The peak-time service on the Airedale line was brought to a halt because of a broken-down train ahead of it.

At one stage passengers were plunged into complete darkness for around 15 minutes as power was shut down.

"It was absolutely horrendous," said Long Lee man Simon Wilkinson, who was among those aboard the train, yesterday's 5.20pm service from Leeds to Skipton.

"Many people including myself were standing because the train was so busy and apart from the occasional shunt forward we didn't move for one and a half hours.

"It was pitch black outside and we had no idea where we were. Passengers couldn't use the toilet and there was no air on the train - the windows were dripping with condensation.

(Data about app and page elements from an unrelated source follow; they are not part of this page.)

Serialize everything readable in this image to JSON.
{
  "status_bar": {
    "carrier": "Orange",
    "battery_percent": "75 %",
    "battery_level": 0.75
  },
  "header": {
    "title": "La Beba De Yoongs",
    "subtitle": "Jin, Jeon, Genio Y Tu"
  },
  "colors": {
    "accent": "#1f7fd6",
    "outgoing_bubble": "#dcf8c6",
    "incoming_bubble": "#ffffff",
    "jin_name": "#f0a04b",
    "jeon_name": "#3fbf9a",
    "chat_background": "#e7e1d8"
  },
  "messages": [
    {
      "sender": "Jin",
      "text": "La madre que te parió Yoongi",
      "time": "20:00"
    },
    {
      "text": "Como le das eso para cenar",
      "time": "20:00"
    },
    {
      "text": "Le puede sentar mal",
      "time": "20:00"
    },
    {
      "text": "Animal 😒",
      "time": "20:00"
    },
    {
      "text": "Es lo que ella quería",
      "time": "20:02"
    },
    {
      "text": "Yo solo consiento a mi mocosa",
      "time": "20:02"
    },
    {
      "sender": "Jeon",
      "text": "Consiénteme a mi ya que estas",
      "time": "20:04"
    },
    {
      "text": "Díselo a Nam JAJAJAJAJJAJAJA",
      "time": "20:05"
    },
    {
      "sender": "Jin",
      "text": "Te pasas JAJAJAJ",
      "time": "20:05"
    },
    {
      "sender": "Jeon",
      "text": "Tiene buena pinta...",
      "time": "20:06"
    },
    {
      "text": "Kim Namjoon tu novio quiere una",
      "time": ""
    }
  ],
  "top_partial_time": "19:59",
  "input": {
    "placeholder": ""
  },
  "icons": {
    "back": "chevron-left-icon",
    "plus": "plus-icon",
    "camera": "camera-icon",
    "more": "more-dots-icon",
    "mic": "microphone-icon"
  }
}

People were getting very distressed and feeling faint.

"We got no information apart from intermittent messages from the guard and when the power went off we heard nothing for about 10 minutes.

"I don't blame the guard, nor the company for a train breaking down, but there was no consideration for the needs of the passengers and there should be some plan in place for these situations."

Another passenger from Keighley, who asked not to be named, said some people in the carriages were struggling to breathe.

He said: "There was no room to move and the circulation of air was limited. The guard wouldn't open the windows. Eventually he did, but only on the first two carriages."

The train was eventually coupled to the broken-down service and pushed it to the next station, at Shipley, before proceeding to Skipton on a limited stop basis.

Mr Wilkinson, a press officer, got home at 8pm. His journey normally takes around half an hour.

Train operator Northern Rail apologises to passengers for their ordeal.

A spokesman said: "The train - a Class 333 - was used to assist the 1710 Leeds-Bradford Forster Square service, which had broken down at Kirkstall.

"It was necessary to shut down the power for a time.

"The guard was extremely busy trying to help the driver to get the trains moving again as quickly as possible."